Last Updated March 4, 2021 2:30 PM
Conor Maloney
Last Updated March 4, 2021 2:30 PM

As blockchain innovation continues to disrupt industries like shipping and supply chain tracking, with many ports and port operators around the world adopting the emerging technology, including the largest port operator in the UK.

CCN.com spoke with Angel Versetti, CEO and co-founder of Ambrosus , to learn more about blockchain in supply-chain tracking.

Versetti’s background is with the UN, working from the age of 19 as a Research Assistant for the Weapons of Mass Destruction Programme at the UN where he was the youngest UN project leader and published author. He founded a VC advisory firm that invested in cryptocurrency and then went on to work at the UN Trade & Investment Division and the UN Department of Technology & Industry. Now Ambrosus has been recognized as a partner to the United Nation’s One Planet Network.

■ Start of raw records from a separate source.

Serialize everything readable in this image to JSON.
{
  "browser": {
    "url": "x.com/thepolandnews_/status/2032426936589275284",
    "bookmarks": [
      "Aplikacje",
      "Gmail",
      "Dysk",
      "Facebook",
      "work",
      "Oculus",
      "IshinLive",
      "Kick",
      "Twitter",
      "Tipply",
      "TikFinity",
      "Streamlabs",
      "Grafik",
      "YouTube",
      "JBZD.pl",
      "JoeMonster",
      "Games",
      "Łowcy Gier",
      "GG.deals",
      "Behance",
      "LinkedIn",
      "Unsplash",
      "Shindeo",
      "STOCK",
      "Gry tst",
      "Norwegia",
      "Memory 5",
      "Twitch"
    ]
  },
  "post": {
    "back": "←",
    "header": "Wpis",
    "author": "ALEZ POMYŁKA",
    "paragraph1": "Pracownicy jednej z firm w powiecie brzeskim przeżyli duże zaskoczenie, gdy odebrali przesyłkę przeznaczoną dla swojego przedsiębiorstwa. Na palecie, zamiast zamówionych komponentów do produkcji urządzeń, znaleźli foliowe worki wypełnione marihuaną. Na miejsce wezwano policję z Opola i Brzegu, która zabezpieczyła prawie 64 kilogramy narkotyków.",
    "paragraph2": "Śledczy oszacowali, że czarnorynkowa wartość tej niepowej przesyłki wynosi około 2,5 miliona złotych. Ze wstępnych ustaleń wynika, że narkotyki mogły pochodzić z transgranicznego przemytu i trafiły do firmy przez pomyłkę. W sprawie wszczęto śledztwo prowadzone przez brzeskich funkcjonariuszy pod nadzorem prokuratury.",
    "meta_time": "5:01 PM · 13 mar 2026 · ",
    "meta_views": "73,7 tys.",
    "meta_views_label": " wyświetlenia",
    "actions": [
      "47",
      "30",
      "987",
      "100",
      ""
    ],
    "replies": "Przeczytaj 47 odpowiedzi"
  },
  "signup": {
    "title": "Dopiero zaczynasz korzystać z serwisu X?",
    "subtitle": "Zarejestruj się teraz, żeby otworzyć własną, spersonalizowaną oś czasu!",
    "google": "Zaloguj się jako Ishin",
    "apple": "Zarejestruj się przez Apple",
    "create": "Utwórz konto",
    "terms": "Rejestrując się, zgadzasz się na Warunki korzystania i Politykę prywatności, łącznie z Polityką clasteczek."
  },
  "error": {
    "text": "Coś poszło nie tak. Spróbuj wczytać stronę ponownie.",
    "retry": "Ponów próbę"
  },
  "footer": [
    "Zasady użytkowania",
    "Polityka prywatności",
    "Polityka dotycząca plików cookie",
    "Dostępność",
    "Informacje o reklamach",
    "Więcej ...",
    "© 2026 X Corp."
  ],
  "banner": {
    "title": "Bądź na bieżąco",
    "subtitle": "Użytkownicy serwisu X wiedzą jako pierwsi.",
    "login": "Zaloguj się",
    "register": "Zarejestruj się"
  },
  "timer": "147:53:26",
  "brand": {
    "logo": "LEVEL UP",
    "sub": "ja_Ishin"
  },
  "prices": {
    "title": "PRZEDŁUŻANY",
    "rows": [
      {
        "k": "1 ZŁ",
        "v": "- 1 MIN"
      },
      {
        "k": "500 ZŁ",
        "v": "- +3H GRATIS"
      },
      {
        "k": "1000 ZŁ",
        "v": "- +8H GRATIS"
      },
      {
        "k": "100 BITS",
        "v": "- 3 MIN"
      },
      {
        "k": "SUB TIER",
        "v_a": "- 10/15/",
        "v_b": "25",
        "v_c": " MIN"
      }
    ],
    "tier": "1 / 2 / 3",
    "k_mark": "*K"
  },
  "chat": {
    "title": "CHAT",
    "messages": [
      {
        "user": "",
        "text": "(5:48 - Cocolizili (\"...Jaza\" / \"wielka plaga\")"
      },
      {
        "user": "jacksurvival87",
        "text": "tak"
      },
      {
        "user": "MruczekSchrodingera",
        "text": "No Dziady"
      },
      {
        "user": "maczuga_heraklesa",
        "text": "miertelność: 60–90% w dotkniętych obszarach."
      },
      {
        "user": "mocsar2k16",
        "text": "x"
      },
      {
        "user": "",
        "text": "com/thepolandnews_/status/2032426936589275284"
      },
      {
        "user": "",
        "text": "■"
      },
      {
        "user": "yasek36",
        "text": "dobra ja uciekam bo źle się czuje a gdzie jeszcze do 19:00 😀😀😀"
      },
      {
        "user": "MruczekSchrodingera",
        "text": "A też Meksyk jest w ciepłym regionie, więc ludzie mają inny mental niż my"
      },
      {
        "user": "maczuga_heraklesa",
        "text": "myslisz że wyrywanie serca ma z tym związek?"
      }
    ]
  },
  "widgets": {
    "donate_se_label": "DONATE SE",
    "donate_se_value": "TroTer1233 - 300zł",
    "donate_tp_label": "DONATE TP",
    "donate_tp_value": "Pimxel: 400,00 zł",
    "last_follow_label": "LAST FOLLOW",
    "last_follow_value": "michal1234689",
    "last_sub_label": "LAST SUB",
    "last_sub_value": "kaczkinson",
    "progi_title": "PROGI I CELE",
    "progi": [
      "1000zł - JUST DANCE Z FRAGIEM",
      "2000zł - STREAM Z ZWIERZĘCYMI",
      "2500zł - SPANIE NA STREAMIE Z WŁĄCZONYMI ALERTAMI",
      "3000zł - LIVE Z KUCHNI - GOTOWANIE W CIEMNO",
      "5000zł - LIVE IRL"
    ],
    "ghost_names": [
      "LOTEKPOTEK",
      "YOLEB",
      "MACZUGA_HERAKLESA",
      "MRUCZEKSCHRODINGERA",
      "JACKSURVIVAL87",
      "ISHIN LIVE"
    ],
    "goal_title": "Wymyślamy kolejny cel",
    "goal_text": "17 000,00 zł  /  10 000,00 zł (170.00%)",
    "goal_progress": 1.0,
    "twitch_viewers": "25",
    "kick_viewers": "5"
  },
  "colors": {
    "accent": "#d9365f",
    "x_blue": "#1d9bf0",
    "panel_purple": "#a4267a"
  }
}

Describing the applications of distributed ledger and blockchain tech to this industry, Versetti stated:

Blockchain can protect the integrity and verifiability of sensor data, while smart contracts can enable the automatic governance of food supply chains and manage commercial relationships between the different actors within them. Consumers are in the dark about what they actually eat; farmers are forced to adopt the cheapest agricultural techniques, ones that often pose health risks, and are then squeezed out of profits. Large manufacturers of food or pharma products are primarily concerned with maintaining market share and are concerned with food and pharma safety only to the extent that it protects them from legal liabilities.

He also cited the scandals in mislabelling, fraud, contamination, and unclear origins in the supply-chain industry as pain points which can be addressed by blockchain.

Supply chain networks are prone to risks of non-payment and malpractice, and are dominated by a small, collusive group of intermediaries who pay minimal prices to suppliers and charge a significant premium to end clients. Ambrosus’ technology and its implementation can help to combat these numerous issues.

Versetti told CCN.com that the aim of Ambrosus was to utilize sensors and IoT to contribute to the blockchain-based data revolution, and stated that the company is setting its sights on alleviating poverty, spurring economic growth, and facilitating integration of trade and finances. He added that the company’s primary focus was improving supply-chains for life-essential products like food and medicine, utilizing a system of interconnected quality assurance sensors that record the history of food, for example, including its origin, storage temperatures, and transport vehicles.

With IBM, the world’s largest shipping company, rolling out blockchain integration to improve supply chain tracking, the use case for the technology in the industry is clear. Indeed, the World Economic Forum has stated that blockchain technology could generate $1.1 trillion in global trade overall.